Start of Information shown

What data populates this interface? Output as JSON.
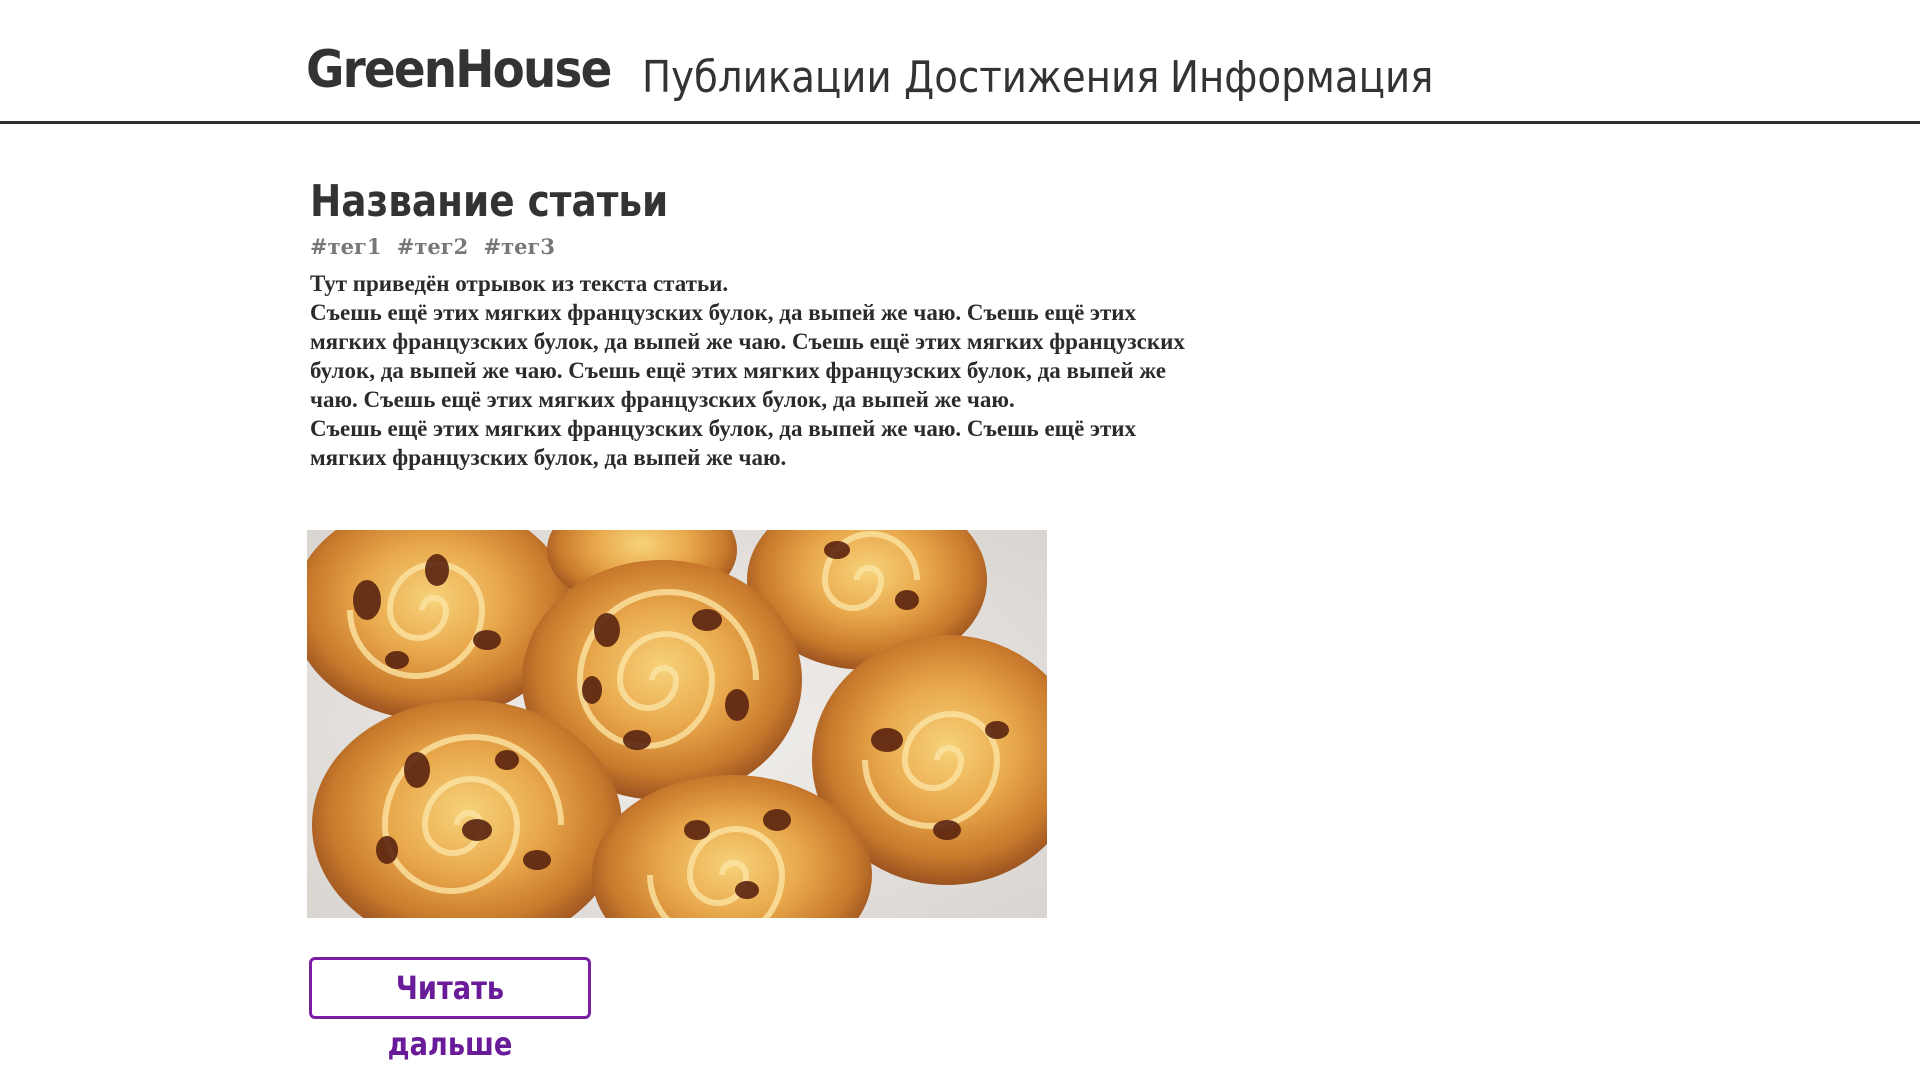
{
  "header": {
    "logo": "GreenHouse",
    "nav": [
      {
        "label": "Публикации"
      },
      {
        "label": "Достижения"
      },
      {
        "label": "Информация"
      }
    ]
  },
  "article": {
    "title": "Название статьи",
    "tags": [
      "#тег1",
      "#тег2",
      "#тег3"
    ],
    "paragraphs": [
      "Тут приведён отрывок из текста статьи.",
      "Съешь ещё этих мягких французских булок, да выпей же чаю. Съешь ещё этих мягких французских булок, да выпей же чаю. Съешь ещё этих мягких французских булок, да выпей же чаю. Съешь ещё этих мягких французских булок, да выпей же чаю. Съешь ещё этих мягких французских булок, да выпей же чаю.",
      "Съешь ещё этих мягких французских булок, да выпей же чаю. Съешь ещё этих мягких французских булок, да выпей же чаю."
    ],
    "read_more_label": "Читать дальше"
  },
  "colors": {
    "accent": "#7b1fa2",
    "text": "#333333",
    "tag": "#777777"
  }
}
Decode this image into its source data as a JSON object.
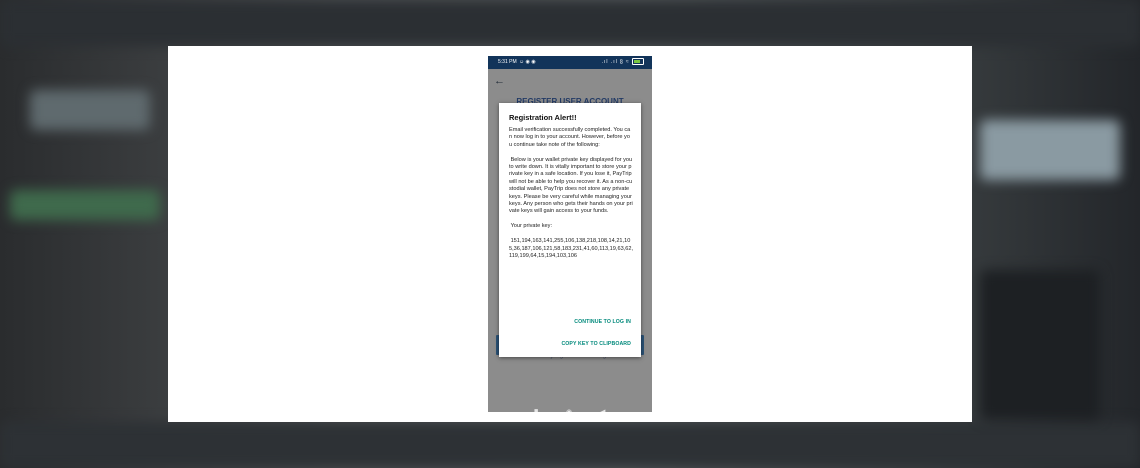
{
  "status_bar": {
    "time": "5:31 PM",
    "app_icons": "☺ ◉ ◉",
    "signal_icons": ".ıl .ıl ⩉ ≈",
    "battery": "100"
  },
  "app": {
    "title": "REGISTER USER ACCOUNT",
    "footer_text": "nouday.mgmuncurr.com.ng"
  },
  "dialog": {
    "title": "Registration Alert!!",
    "message": "Email verification successfully completed. You can now log in to your account. However, before you continue take note of the following:\n\n Below is your wallet private key displayed for you to write down. It is vitally important to store your private key in a safe location. If you lose it, PayTrip will not be able to help you recover it. As a non-custodial wallet, PayTrip does not store any private keys. Please be very careful while managing your keys. Any person who gets their hands on your private keys will gain access to your funds.\n\n Your private key:\n\n 151,194,163,141,255,106,138,218,108,14,21,105,36,187,106,121,58,183,231,41,60,113,19,63,62,119,199,64,15,194,103,106",
    "action_continue": "CONTINUE TO LOG IN",
    "action_copy": "COPY KEY TO CLIPBOARD"
  },
  "nav": {
    "recents": "■",
    "home": "◉",
    "back": "◀"
  },
  "colors": {
    "status_bar": "#12345a",
    "accent": "#00897b",
    "app_button": "#2b5276"
  }
}
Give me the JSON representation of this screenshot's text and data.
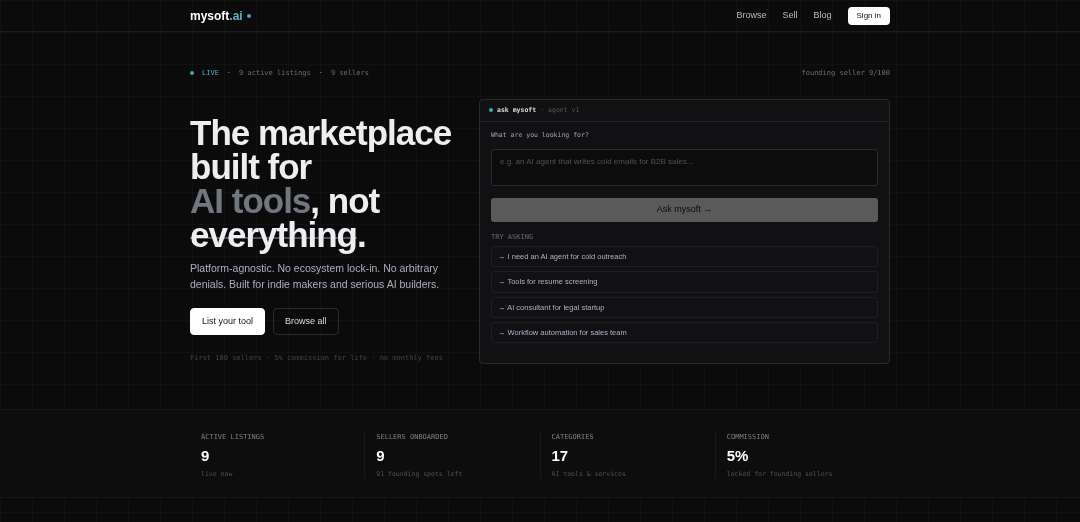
{
  "nav": {
    "logo": "mysoft",
    "logo_suffix": ".ai",
    "links": [
      "Browse",
      "Sell",
      "Blog"
    ],
    "sign_in": "Sign in"
  },
  "separator": "·",
  "status": {
    "live": "LIVE",
    "listings": "9 active listings",
    "sellers": "9 sellers",
    "founding": "founding seller 9/100"
  },
  "headline_lines": [
    [
      {
        "text": "The marketplace",
        "kind": "plain"
      }
    ],
    [
      {
        "text": "built for",
        "kind": "plain"
      }
    ],
    [
      {
        "text": "AI tools",
        "kind": "muted"
      },
      {
        "text": ", not",
        "kind": "plain"
      }
    ],
    [
      {
        "text": "everything",
        "kind": "struck"
      },
      {
        "text": ".",
        "kind": "plain"
      }
    ]
  ],
  "subtitle": "Platform-agnostic. No ecosystem lock-in. No arbitrary denials. Built for indie makers and serious AI builders.",
  "buttons": [
    {
      "label": "List your tool",
      "kind": "primary"
    },
    {
      "label": "Browse all",
      "kind": "outline"
    }
  ],
  "footnote": "First 100 sellers · 5% commission for life · no monthly fees",
  "agent": {
    "title": "ask mysoft",
    "version": "agent v1",
    "question": "What are you looking for?",
    "placeholder": "e.g. an AI agent that writes cold emails for B2B sales...",
    "submit": "Ask mysoft →",
    "try_label": "TRY ASKING",
    "suggestions": [
      "→ I need an AI agent for cold outreach",
      "→ Tools for resume screening",
      "→ AI consultant for legal startup",
      "→ Workflow automation for sales team"
    ]
  },
  "stats": [
    {
      "label": "ACTIVE LISTINGS",
      "value": "9",
      "note": "live now"
    },
    {
      "label": "SELLERS ONBOARDED",
      "value": "9",
      "note": "91 founding spots left"
    },
    {
      "label": "CATEGORIES",
      "value": "17",
      "note": "AI tools & services"
    },
    {
      "label": "COMMISSION",
      "value": "5%",
      "note": "locked for founding sellers"
    }
  ]
}
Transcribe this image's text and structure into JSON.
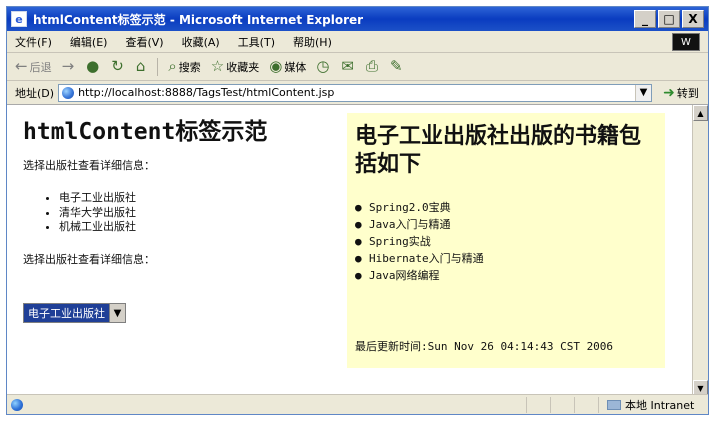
{
  "window": {
    "title": "htmlContent标签示范 - Microsoft Internet Explorer",
    "icon_letter": "e",
    "controls": {
      "minimize": "_",
      "maximize": "□",
      "close": "X"
    }
  },
  "menu": {
    "items": [
      "文件(F)",
      "编辑(E)",
      "查看(V)",
      "收藏(A)",
      "工具(T)",
      "帮助(H)"
    ],
    "logo_text": "W"
  },
  "toolbar": {
    "back_label": "后退",
    "search_label": "搜索",
    "favorites_label": "收藏夹",
    "media_label": "媒体",
    "icons": {
      "back": "back-arrow-icon",
      "forward": "forward-arrow-icon",
      "stop": "stop-icon",
      "refresh": "refresh-icon",
      "home": "home-icon",
      "search": "search-icon",
      "favorites": "favorites-icon",
      "media": "media-icon",
      "history": "history-icon",
      "mail": "mail-icon",
      "print": "print-icon",
      "edit": "edit-icon"
    }
  },
  "address_bar": {
    "label": "地址(D)",
    "url": "http://localhost:8888/TagsTest/htmlContent.jsp",
    "go_label": "转到"
  },
  "page": {
    "heading": "htmlContent标签示范",
    "instruction_top": "选择出版社查看详细信息：",
    "publishers": [
      "电子工业出版社",
      "清华大学出版社",
      "机械工业出版社"
    ],
    "instruction_bottom": "选择出版社查看详细信息：",
    "selected_publisher": "电子工业出版社",
    "right_panel": {
      "title": "电子工业出版社出版的书籍包括如下",
      "books": [
        "Spring2.0宝典",
        "Java入门与精通",
        "Spring实战",
        "Hibernate入门与精通",
        "Java网络编程"
      ],
      "last_updated": "最后更新时间:Sun Nov 26 04:14:43 CST 2006"
    }
  },
  "status": {
    "zone": "本地 Intranet"
  },
  "colors": {
    "titlebar": "#0a3cc0",
    "panel_background": "#ffffcc",
    "selected_background": "#1f3f97"
  }
}
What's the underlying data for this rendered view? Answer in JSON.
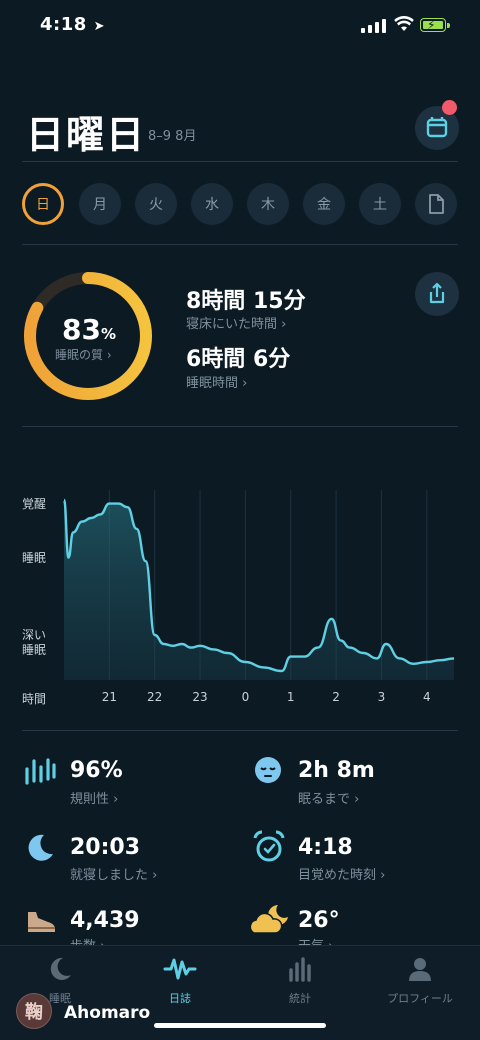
{
  "status": {
    "time": "4:18"
  },
  "header": {
    "day": "日曜日",
    "range": "8–9 8月"
  },
  "days": [
    {
      "label": "日",
      "selected": true
    },
    {
      "label": "月"
    },
    {
      "label": "火"
    },
    {
      "label": "水"
    },
    {
      "label": "木"
    },
    {
      "label": "金"
    },
    {
      "label": "土"
    }
  ],
  "summary": {
    "quality_value": "83",
    "quality_unit": "%",
    "quality_label": "睡眠の質 ›",
    "quality_fraction": 0.83,
    "in_bed_value": "8時間 15分",
    "in_bed_label": "寝床にいた時間 ›",
    "sleep_value": "6時間 6分",
    "sleep_label": "睡眠時間 ›"
  },
  "chart_data": {
    "type": "area",
    "y_labels": [
      "覚醒",
      "睡眠",
      "深い",
      "睡眠"
    ],
    "x_title": "時間",
    "x_ticks": [
      "21",
      "22",
      "23",
      "0",
      "1",
      "2",
      "3",
      "4"
    ],
    "y_levels": {
      "awake": 1,
      "sleep": 0.7,
      "deep": 0
    },
    "x": [
      20.0,
      20.1,
      20.2,
      20.4,
      20.6,
      20.8,
      21.0,
      21.2,
      21.4,
      21.6,
      21.8,
      22.0,
      22.2,
      22.4,
      22.6,
      22.8,
      23.0,
      23.3,
      23.6,
      24.0,
      24.4,
      24.8,
      25.0,
      25.3,
      25.6,
      25.9,
      26.1,
      26.3,
      26.6,
      26.9,
      27.1,
      27.4,
      27.7,
      28.0,
      28.3,
      28.6
    ],
    "values": [
      1.0,
      0.68,
      0.82,
      0.88,
      0.9,
      0.92,
      0.98,
      0.98,
      0.96,
      0.84,
      0.66,
      0.25,
      0.2,
      0.19,
      0.2,
      0.18,
      0.19,
      0.17,
      0.15,
      0.1,
      0.07,
      0.05,
      0.13,
      0.13,
      0.18,
      0.34,
      0.22,
      0.18,
      0.15,
      0.12,
      0.2,
      0.12,
      0.09,
      0.1,
      0.11,
      0.12
    ]
  },
  "stats": [
    {
      "value": "96%",
      "label": "規則性 ›",
      "icon": "bars-icon",
      "color": "#5fd0e4"
    },
    {
      "value": "2h  8m",
      "label": "眠るまで ›",
      "icon": "sleepy-face-icon",
      "color": "#7ec8f0"
    },
    {
      "value": "20:03",
      "label": "就寝しました ›",
      "icon": "moon-icon",
      "color": "#7ec8f0"
    },
    {
      "value": "4:18",
      "label": "目覚めた時刻 ›",
      "icon": "alarm-clock-icon",
      "color": "#5fd0e4"
    },
    {
      "value": "4,439",
      "label": "歩数 ›",
      "icon": "shoe-icon",
      "color": "#c9a98a"
    },
    {
      "value": "26°",
      "label": "天気 ›",
      "icon": "cloud-moon-icon",
      "color": "#f0c050"
    }
  ],
  "tabs": [
    {
      "label": "睡眠",
      "icon": "moon-icon"
    },
    {
      "label": "日誌",
      "icon": "wave-icon",
      "active": true
    },
    {
      "label": "統計",
      "icon": "bars-icon"
    },
    {
      "label": "プロフィール",
      "icon": "person-icon"
    }
  ],
  "watermark": {
    "name": "Ahomaro",
    "avatar": "鞠"
  }
}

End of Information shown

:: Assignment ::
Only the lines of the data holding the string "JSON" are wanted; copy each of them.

:: Problem solution ::
What data populates this interface? Output as JSON.
Decode this image into its source data as a JSON object.
Give me the JSON representation of this screenshot's text and data.
Transcribe this image's text and structure into JSON.
What's the underlying data for this rendered view? Answer in JSON.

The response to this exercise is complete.